Mark Stach, a SABR member and Dixon resident, addressed the crowd wearing a Chicago Cubs replica jersey — similar to the one Ward Miller worn in 1912. Stach began by thanking all those who made the monument and event possible. He let the good-sized crowd know that the monument was part of The Deadball Era Memorial Series, and Miller was the 11th player honored thus far.
Stach continued telling the story of Ward Miller’s ties with Dixon, starting with the Dixon Browns youth baseball team, his minor and major league career, and his civilian life after baseball. Returning to Dixon after hanging up his spikes, Miller served as Sheriff of Lee County, along with Deputy Sheriff, Treasurer and Chief of Police for Dixon State School.
Dixon has always had a large Chicago Cubs fanbase, which was evident from the colors sprinkled throughout the crowd. A beautiful bouquet of flowers set on a stand next to the monument, with the Cubs’ red, white and blue. Placed inside the flowers was a Chicago Cubs pennant. The city would have been incredibly excited rooting for their Cubbies while their hometown hero was playing for them, Stach said.
As the monument read, Miller played with the great Hall of Fame infield of (Joe) Tinker, (Johnny) Evers and (Frank) Chance. Stach told the crowd that Miller brought the Cubs to play a local team in Dixon after the end of the 1912 season. This is most likely the last time the infield trio ever teamed together. Frank Chance joined the New York Highlanders — later renamed the Yankees — in 1913.

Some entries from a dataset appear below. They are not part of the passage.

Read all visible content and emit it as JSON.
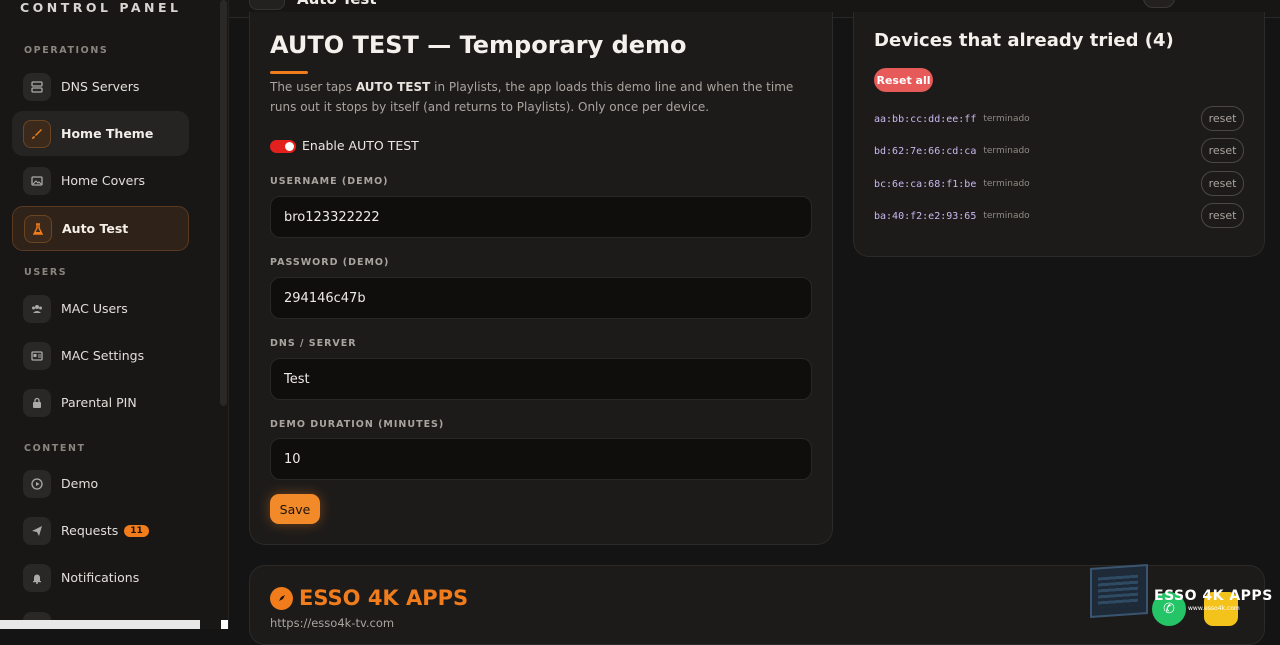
{
  "sidebar": {
    "brand": "CONTROL PANEL",
    "sections": [
      {
        "label": "OPERATIONS"
      },
      {
        "label": "USERS"
      },
      {
        "label": "CONTENT"
      }
    ],
    "items": [
      {
        "label": "DNS Servers",
        "icon": "server-icon"
      },
      {
        "label": "Home Theme",
        "icon": "brush-icon"
      },
      {
        "label": "Home Covers",
        "icon": "image-icon"
      },
      {
        "label": "Auto Test",
        "icon": "flask-icon"
      },
      {
        "label": "MAC Users",
        "icon": "users-icon"
      },
      {
        "label": "MAC Settings",
        "icon": "id-card-icon"
      },
      {
        "label": "Parental PIN",
        "icon": "lock-icon"
      },
      {
        "label": "Demo",
        "icon": "play-icon"
      },
      {
        "label": "Requests",
        "icon": "send-icon",
        "badge": "11"
      },
      {
        "label": "Notifications",
        "icon": "bell-icon"
      }
    ]
  },
  "topbar": {
    "title": "Auto Test"
  },
  "autotest": {
    "title": "AUTO TEST — Temporary demo",
    "desc_pre": "The user taps ",
    "desc_bold": "AUTO TEST",
    "desc_post": " in Playlists, the app loads this demo line and when the time runs out it stops by itself (and returns to Playlists). Only once per device.",
    "toggle_label": "Enable AUTO TEST",
    "username_label": "USERNAME (DEMO)",
    "username_value": "bro123322222",
    "password_label": "PASSWORD (DEMO)",
    "password_value": "294146c47b",
    "dns_label": "DNS / SERVER",
    "dns_value": "Test",
    "duration_label": "DEMO DURATION (MINUTES)",
    "duration_value": "10",
    "save_label": "Save"
  },
  "devices": {
    "title": "Devices that already tried (4)",
    "reset_all_label": "Reset all",
    "reset_label": "reset",
    "rows": [
      {
        "mac": "aa:bb:cc:dd:ee:ff",
        "status": "terminado"
      },
      {
        "mac": "bd:62:7e:66:cd:ca",
        "status": "terminado"
      },
      {
        "mac": "bc:6e:ca:68:f1:be",
        "status": "terminado"
      },
      {
        "mac": "ba:40:f2:e2:93:65",
        "status": "terminado"
      }
    ]
  },
  "footer": {
    "brand": "ESSO 4K APPS",
    "url": "https://esso4k-tv.com"
  },
  "promo": {
    "text": "ESSO 4K APPS",
    "sub": "www.esso4k.com"
  },
  "colors": {
    "accent": "#f07c1c",
    "danger": "#e65a5a",
    "toggle": "#e2201e"
  }
}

Stach talked about his growing interest in Miller’s life, which led to his close friendship with Ward’s daughter, to whom he referred as Mrs. Roundy. She died in 2010, just months shy of turning 100 years old.

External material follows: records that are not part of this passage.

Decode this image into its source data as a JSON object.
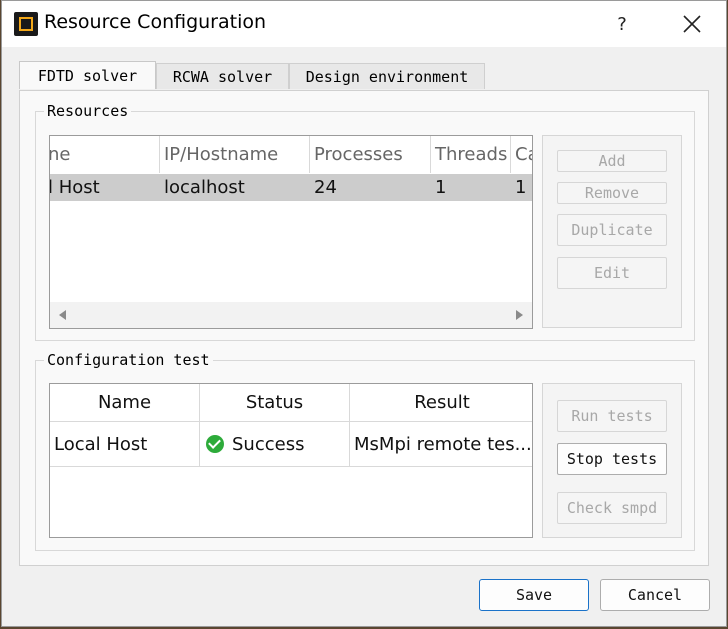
{
  "window": {
    "title": "Resource Configuration",
    "help": "?"
  },
  "tabs": [
    {
      "label": "FDTD solver",
      "active": true
    },
    {
      "label": "RCWA solver",
      "active": false
    },
    {
      "label": "Design environment",
      "active": false
    }
  ],
  "resources": {
    "title": "Resources",
    "columns": [
      "ne",
      "IP/Hostname",
      "Processes",
      "Threads",
      "Ca"
    ],
    "rows": [
      {
        "name": "l Host",
        "ip": "localhost",
        "processes": "24",
        "threads": "1",
        "ca": "1",
        "selected": true
      }
    ],
    "buttons": {
      "add": "Add",
      "remove": "Remove",
      "duplicate": "Duplicate",
      "edit": "Edit"
    }
  },
  "config_test": {
    "title": "Configuration test",
    "columns": [
      "Name",
      "Status",
      "Result"
    ],
    "rows": [
      {
        "name": "Local Host",
        "status": "Success",
        "status_icon": "check-circle-icon",
        "result": "MsMpi remote tes..."
      }
    ],
    "buttons": {
      "run": "Run tests",
      "stop": "Stop tests",
      "check": "Check smpd"
    }
  },
  "footer": {
    "save": "Save",
    "cancel": "Cancel"
  },
  "colors": {
    "accent": "#1a72c9",
    "success": "#2dab3a",
    "selection": "#cccccc"
  }
}
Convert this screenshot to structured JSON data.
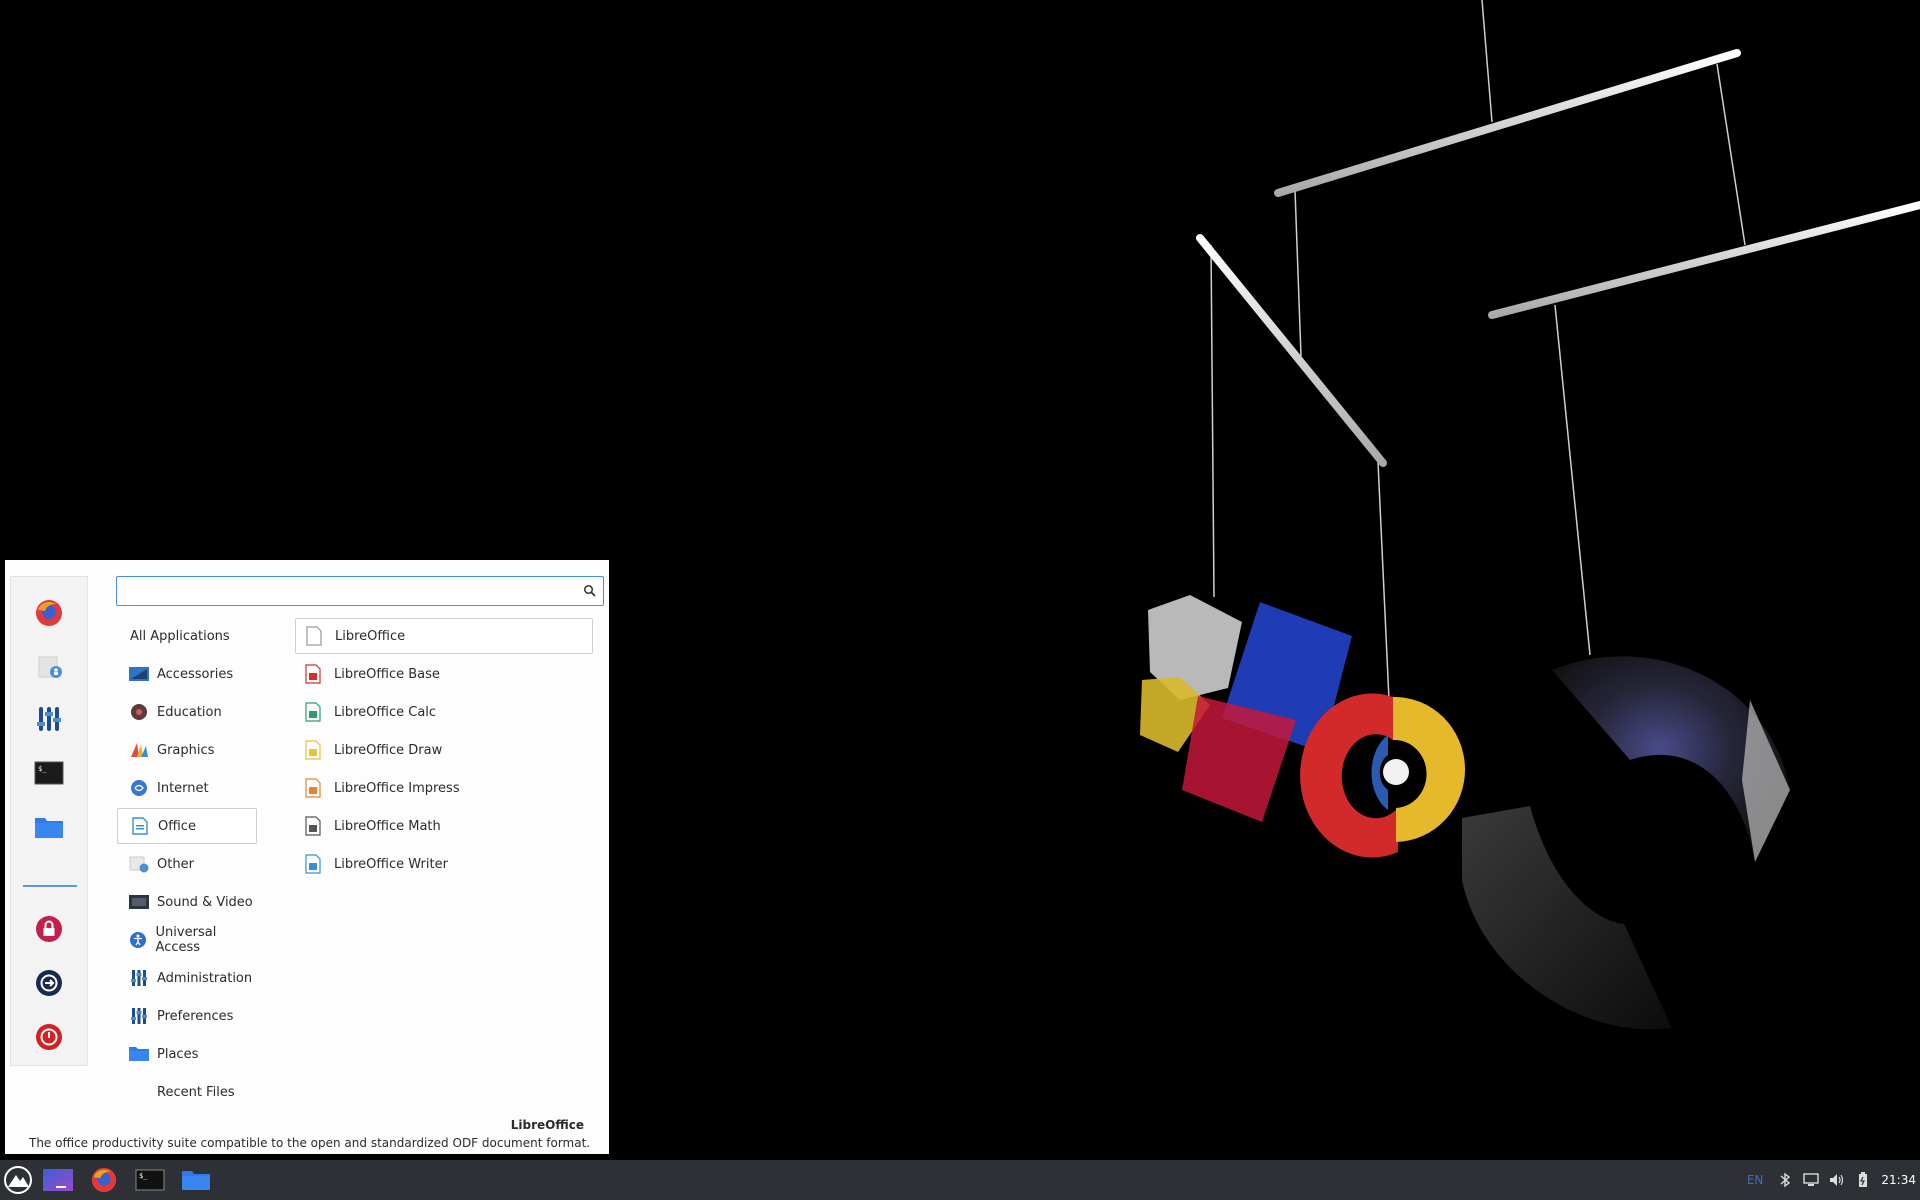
{
  "menu": {
    "search": {
      "placeholder": "",
      "value": ""
    },
    "categories": [
      {
        "label": "All Applications",
        "icon": "none"
      },
      {
        "label": "Accessories",
        "icon": "accessories-icon"
      },
      {
        "label": "Education",
        "icon": "education-icon"
      },
      {
        "label": "Graphics",
        "icon": "graphics-icon"
      },
      {
        "label": "Internet",
        "icon": "internet-icon"
      },
      {
        "label": "Office",
        "icon": "office-icon",
        "selected": true
      },
      {
        "label": "Other",
        "icon": "other-icon"
      },
      {
        "label": "Sound & Video",
        "icon": "sound-video-icon"
      },
      {
        "label": "Universal Access",
        "icon": "universal-access-icon"
      },
      {
        "label": "Administration",
        "icon": "administration-icon"
      },
      {
        "label": "Preferences",
        "icon": "preferences-icon"
      },
      {
        "label": "Places",
        "icon": "folder-icon"
      },
      {
        "label": "Recent Files",
        "icon": "none"
      }
    ],
    "apps": [
      {
        "label": "LibreOffice",
        "icon": "libreoffice-icon",
        "color": "#9a9a9a",
        "selected": true
      },
      {
        "label": "LibreOffice Base",
        "icon": "libreoffice-base-icon",
        "color": "#d32f2f"
      },
      {
        "label": "LibreOffice Calc",
        "icon": "libreoffice-calc-icon",
        "color": "#2e9e6a"
      },
      {
        "label": "LibreOffice Draw",
        "icon": "libreoffice-draw-icon",
        "color": "#e8c43a"
      },
      {
        "label": "LibreOffice Impress",
        "icon": "libreoffice-impress-icon",
        "color": "#e8852a"
      },
      {
        "label": "LibreOffice Math",
        "icon": "libreoffice-math-icon",
        "color": "#555555"
      },
      {
        "label": "LibreOffice Writer",
        "icon": "libreoffice-writer-icon",
        "color": "#3a8fd4"
      }
    ],
    "description": {
      "title": "LibreOffice",
      "text": "The office productivity suite compatible to the open and standardized ODF document format. Supp..."
    },
    "side_panel": [
      "firefox-icon",
      "user-folder-icon",
      "settings-icon",
      "terminal-icon",
      "files-icon",
      "lock-icon",
      "logout-icon",
      "power-icon"
    ]
  },
  "taskbar": {
    "apps": [
      "menu-logo-icon",
      "workspace-icon",
      "firefox-icon",
      "terminal-icon",
      "files-icon"
    ],
    "tray": {
      "language": "EN",
      "icons": [
        "bluetooth-icon",
        "display-icon",
        "volume-icon",
        "battery-icon"
      ],
      "clock": "21:34"
    }
  },
  "colors": {
    "accent": "#4a90d9",
    "taskbar": "#2d3035",
    "menu_bg": "#fdfdfd"
  }
}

The collection that Mrs. Roundy received from her father was on display in the courthouse for public viewing before and after the dedication. Not having any children, she passed these artifacts to Stach, and it’s very evident that she made the right choice. There are no plans for it to ever leave Dixon.
The collection includes many photos of teams that Miller played for during his career. Also displayed were portraits of Miller, baseball cards, postcards, replica jerseys and Miller’s sheriff’s memorabilia, which included his badge worn during duty in Dixon.

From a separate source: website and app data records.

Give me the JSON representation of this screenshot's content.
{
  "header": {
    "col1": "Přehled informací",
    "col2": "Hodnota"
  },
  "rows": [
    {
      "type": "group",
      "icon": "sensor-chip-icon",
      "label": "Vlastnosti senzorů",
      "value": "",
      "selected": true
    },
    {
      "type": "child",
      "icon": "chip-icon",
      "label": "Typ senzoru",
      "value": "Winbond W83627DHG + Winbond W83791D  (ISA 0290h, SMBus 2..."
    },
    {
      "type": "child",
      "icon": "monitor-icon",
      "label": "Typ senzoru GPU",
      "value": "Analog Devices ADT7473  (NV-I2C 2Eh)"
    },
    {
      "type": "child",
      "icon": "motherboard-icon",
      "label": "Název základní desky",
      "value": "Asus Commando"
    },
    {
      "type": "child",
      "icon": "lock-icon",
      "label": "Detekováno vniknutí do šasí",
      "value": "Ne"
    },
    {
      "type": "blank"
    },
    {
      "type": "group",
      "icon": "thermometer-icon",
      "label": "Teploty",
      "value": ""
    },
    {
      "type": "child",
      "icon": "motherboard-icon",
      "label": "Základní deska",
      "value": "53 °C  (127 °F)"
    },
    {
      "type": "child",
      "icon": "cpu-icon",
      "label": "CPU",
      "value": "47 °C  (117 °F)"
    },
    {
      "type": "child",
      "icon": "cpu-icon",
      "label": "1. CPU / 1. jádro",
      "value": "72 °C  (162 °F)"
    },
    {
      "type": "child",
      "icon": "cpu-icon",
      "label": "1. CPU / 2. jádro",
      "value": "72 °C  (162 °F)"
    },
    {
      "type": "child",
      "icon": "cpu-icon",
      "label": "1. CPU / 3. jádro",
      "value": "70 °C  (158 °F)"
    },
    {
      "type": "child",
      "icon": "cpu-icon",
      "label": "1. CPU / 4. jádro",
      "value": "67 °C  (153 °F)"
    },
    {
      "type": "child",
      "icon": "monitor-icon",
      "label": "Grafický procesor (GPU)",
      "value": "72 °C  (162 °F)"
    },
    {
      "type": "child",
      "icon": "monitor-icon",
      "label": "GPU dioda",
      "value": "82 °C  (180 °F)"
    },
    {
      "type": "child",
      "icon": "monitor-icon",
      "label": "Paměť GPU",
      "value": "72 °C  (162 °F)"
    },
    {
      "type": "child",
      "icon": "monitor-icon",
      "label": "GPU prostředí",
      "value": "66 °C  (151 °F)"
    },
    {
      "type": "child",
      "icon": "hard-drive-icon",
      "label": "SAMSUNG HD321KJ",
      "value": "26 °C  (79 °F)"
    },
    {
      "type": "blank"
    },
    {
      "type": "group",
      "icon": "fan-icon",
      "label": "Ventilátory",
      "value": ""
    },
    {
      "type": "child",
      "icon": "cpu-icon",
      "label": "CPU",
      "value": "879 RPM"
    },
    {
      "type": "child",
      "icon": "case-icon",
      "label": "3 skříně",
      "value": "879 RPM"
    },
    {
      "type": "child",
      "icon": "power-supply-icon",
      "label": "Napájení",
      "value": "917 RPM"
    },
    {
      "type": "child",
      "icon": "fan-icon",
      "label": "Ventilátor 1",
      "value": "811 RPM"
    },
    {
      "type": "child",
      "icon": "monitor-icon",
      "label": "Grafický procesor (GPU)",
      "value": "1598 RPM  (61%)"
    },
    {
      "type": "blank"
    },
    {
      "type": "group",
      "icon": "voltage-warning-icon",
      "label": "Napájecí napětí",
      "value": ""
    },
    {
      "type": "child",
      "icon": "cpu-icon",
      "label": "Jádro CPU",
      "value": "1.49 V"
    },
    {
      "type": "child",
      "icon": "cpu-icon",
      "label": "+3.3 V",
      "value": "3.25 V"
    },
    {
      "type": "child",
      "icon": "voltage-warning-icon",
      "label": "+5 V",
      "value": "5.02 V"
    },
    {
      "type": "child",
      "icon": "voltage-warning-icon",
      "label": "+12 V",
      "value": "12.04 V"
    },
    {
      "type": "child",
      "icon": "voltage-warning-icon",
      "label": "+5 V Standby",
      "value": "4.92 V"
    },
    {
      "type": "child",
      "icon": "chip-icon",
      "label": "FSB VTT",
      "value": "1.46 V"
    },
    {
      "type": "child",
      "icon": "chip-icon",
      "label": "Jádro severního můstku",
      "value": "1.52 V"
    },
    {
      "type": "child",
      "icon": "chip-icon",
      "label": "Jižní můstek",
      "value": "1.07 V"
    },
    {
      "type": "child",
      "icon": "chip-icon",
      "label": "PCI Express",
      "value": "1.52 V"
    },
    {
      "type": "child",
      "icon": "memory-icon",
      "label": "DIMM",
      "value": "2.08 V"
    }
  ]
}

One of the photos was used for the portrait on the front of the memorial, and the image of the rare T207 baseball card was used on the backside. The monument is the first in The Deadball Era Monument Series that utilized both sides for the same player.
We can only imagine the joy Miller would feel if he could walk up the courthouse yard and lay his eyes on this beautiful memorial honoring his life. He will always be remembered in the heart of his hometown, Dixon, Illinois.
My thanks go out to Mark Stach, Lee County Courthouse and the folks of Dixon who made this a very special day for me. Also to artist Linda Boettcher, who amazes us with her talents, and Archie Monuments of Watertown, Wisconsin, as they donate their time to help make this Deadball Era Memorial Series continue to grow.
David Stalker is a member of SABR’s Deadball Era Research Committee. He lives in Watertown, Wisconsin.
Originally published: August 30, 2011. Last Updated: August 30, 2011.